(Dataset records)
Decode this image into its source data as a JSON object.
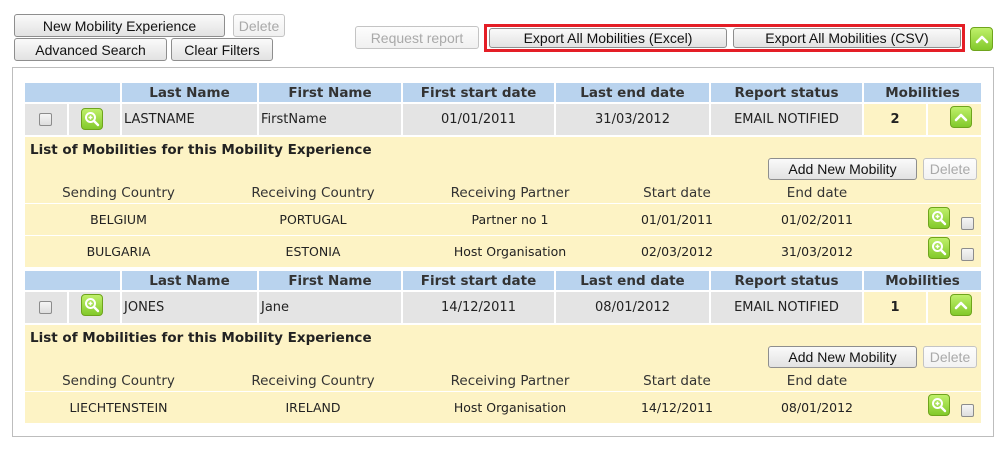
{
  "toolbar": {
    "new_mobility_experience": "New Mobility Experience",
    "delete": "Delete",
    "advanced_search": "Advanced Search",
    "clear_filters": "Clear Filters",
    "request_report": "Request report",
    "export_excel": "Export All Mobilities (Excel)",
    "export_csv": "Export All Mobilities (CSV)"
  },
  "experience_headers": [
    "Last Name",
    "First Name",
    "First start date",
    "Last end date",
    "Report status",
    "Mobilities"
  ],
  "mobility_headers": [
    "Sending Country",
    "Receiving Country",
    "Receiving Partner",
    "Start date",
    "End date"
  ],
  "list_title": "List of Mobilities for this Mobility Experience",
  "add_new_mobility": "Add New Mobility",
  "delete_label": "Delete",
  "experiences": [
    {
      "last_name": "LASTNAME",
      "first_name": "FirstName",
      "first_start_date": "01/01/2011",
      "last_end_date": "31/03/2012",
      "report_status": "EMAIL NOTIFIED",
      "mobilities_count": "2",
      "mobilities": [
        {
          "sending_country": "BELGIUM",
          "receiving_country": "PORTUGAL",
          "receiving_partner": "Partner no 1",
          "start_date": "01/01/2011",
          "end_date": "01/02/2011"
        },
        {
          "sending_country": "BULGARIA",
          "receiving_country": "ESTONIA",
          "receiving_partner": "Host Organisation",
          "start_date": "02/03/2012",
          "end_date": "31/03/2012"
        }
      ]
    },
    {
      "last_name": "JONES",
      "first_name": "Jane",
      "first_start_date": "14/12/2011",
      "last_end_date": "08/01/2012",
      "report_status": "EMAIL NOTIFIED",
      "mobilities_count": "1",
      "mobilities": [
        {
          "sending_country": "LIECHTENSTEIN",
          "receiving_country": "IRELAND",
          "receiving_partner": "Host Organisation",
          "start_date": "14/12/2011",
          "end_date": "08/01/2012"
        }
      ]
    }
  ],
  "colors": {
    "header_blue": "#b9d3ee",
    "row_grey": "#e4e4e4",
    "list_yellow": "#fdf3c5",
    "highlight_red": "#e41e26",
    "icon_green": "#8fd13a"
  },
  "icons": [
    "magnifier-zoom-icon",
    "chevron-up-icon"
  ]
}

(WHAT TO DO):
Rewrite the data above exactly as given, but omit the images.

(RESULT):
Decode this image into its source data as a JSON object.
{
  "toolbar": {
    "new_mobility_experience": "New Mobility Experience",
    "delete": "Delete",
    "advanced_search": "Advanced Search",
    "clear_filters": "Clear Filters",
    "request_report": "Request report",
    "export_excel": "Export All Mobilities (Excel)",
    "export_csv": "Export All Mobilities (CSV)"
  },
  "experience_headers": [
    "Last Name",
    "First Name",
    "First start date",
    "Last end date",
    "Report status",
    "Mobilities"
  ],
  "mobility_headers": [
    "Sending Country",
    "Receiving Country",
    "Receiving Partner",
    "Start date",
    "End date"
  ],
  "list_title": "List of Mobilities for this Mobility Experience",
  "add_new_mobility": "Add New Mobility",
  "delete_label": "Delete",
  "experiences": [
    {
      "last_name": "LASTNAME",
      "first_name": "FirstName",
      "first_start_date": "01/01/2011",
      "last_end_date": "31/03/2012",
      "report_status": "EMAIL NOTIFIED",
      "mobilities_count": "2",
      "mobilities": [
        {
          "sending_country": "BELGIUM",
          "receiving_country": "PORTUGAL",
          "receiving_partner": "Partner no 1",
          "start_date": "01/01/2011",
          "end_date": "01/02/2011"
        },
        {
          "sending_country": "BULGARIA",
          "receiving_country": "ESTONIA",
          "receiving_partner": "Host Organisation",
          "start_date": "02/03/2012",
          "end_date": "31/03/2012"
        }
      ]
    },
    {
      "last_name": "JONES",
      "first_name": "Jane",
      "first_start_date": "14/12/2011",
      "last_end_date": "08/01/2012",
      "report_status": "EMAIL NOTIFIED",
      "mobilities_count": "1",
      "mobilities": [
        {
          "sending_country": "LIECHTENSTEIN",
          "receiving_country": "IRELAND",
          "receiving_partner": "Host Organisation",
          "start_date": "14/12/2011",
          "end_date": "08/01/2012"
        }
      ]
    }
  ],
  "colors": {
    "header_blue": "#b9d3ee",
    "row_grey": "#e4e4e4",
    "list_yellow": "#fdf3c5",
    "highlight_red": "#e41e26",
    "icon_green": "#8fd13a"
  },
  "icons": [
    "magnifier-zoom-icon",
    "chevron-up-icon"
  ]
}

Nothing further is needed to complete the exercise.